Patent wielding competitors lusting over the huge success of Apple's iPod digital music player should put down their litigation swords and figure out what gives the product its X-factor in the first place. Core77, a site for industrial design fanatics, has a great analysis of Apple's design strategy by James Conley, a Clinical Professor at both the Kellogg School of Management and the McCormick School of Engineering at Northwestern University.

December 14, 2005 by

Why an open standard for DRM won't prevent the DRM trainwreck

If you've been following my various rantings on this blog, particularly the ones about file formats (OpenDocument Format vs. Microsoft's Office XML-based formats) or digital restrictions management (DRM) [sic], or a lot of what I've written over the last five years about open standards and intellectual property, then you'll know that for the benefit of technology buyers (ZDNet's audience), I'm a strong advocate of open standards.

December 12, 2005 by

XML as document format rules!!!

George Ou thinks XML is an inefficient and unnecessary replacement for binary file formats. John Carroll disagrees, arguing that XML is the lego approach to managing data, and offers advantages in small-to-medium sized data management situations.

September 5, 2005 by

Rupert Goodwins' Diary

Thursday 16/12/2004There is none so glum in the run-up to Christmas than the enterprise software marketing manager. Nobody -- but nobody -- is thinking in terms of strategic investments in scaleable data management solutions: not the CIO, who is contemplating a round of golf on Boxing day, and most certainly not journalists, who are contractually obliged to churn out iPod stories at this time of year.

December 17, 2004 by

Liquid Audio touts BMG songs

Digital rights management company Liquid Audio signed a deal to provide secure downloading services for BMG, the recording division of German media giant Bertelsmann. The agreement will allow Liquid Audio to offer encoding, hosting, and digital rights management to BMG's recordings available for download. BMG will make 3,500 songs available for download in Liquid Audio and Windows Media formats. The songs will be available through Liquid Audio's retail and Web partners. --Jim Hu, Special to ZDNet News

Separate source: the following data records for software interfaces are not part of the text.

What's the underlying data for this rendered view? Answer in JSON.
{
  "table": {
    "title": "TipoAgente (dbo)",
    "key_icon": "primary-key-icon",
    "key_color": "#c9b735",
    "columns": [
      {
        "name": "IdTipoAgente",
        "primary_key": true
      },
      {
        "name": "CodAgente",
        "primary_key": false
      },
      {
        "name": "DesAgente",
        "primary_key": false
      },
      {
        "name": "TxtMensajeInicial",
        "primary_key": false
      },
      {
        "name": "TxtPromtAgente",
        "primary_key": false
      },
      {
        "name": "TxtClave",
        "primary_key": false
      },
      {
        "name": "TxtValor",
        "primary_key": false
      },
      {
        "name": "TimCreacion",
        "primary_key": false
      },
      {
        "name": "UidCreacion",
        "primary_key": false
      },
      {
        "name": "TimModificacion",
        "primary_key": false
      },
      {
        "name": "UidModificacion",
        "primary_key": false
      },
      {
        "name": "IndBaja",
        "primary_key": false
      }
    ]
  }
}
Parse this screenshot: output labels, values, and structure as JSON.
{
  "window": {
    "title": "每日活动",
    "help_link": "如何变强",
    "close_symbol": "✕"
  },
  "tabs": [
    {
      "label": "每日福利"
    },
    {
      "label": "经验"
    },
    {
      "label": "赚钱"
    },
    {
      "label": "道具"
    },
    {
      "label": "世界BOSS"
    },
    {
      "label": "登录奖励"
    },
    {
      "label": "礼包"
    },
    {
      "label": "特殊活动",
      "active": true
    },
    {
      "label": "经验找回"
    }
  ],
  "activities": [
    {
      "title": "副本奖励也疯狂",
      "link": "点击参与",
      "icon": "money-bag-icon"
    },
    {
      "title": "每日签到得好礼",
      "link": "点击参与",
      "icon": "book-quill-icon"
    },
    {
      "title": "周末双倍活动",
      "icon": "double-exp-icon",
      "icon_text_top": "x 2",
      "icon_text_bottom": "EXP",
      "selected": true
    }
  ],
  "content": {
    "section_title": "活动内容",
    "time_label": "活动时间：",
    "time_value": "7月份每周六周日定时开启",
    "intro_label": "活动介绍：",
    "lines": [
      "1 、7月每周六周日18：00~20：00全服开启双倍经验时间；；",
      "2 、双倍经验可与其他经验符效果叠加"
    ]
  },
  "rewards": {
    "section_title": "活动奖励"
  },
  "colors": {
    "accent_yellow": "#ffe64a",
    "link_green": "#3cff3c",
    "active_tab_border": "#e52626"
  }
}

March 11, 2002 by

The best of ZDNet, delivered

You have been successfully signed up. To sign up for more newsletters or to manage your account, visit the Newsletter Subscription Center.
Subscription failed.

Top Stories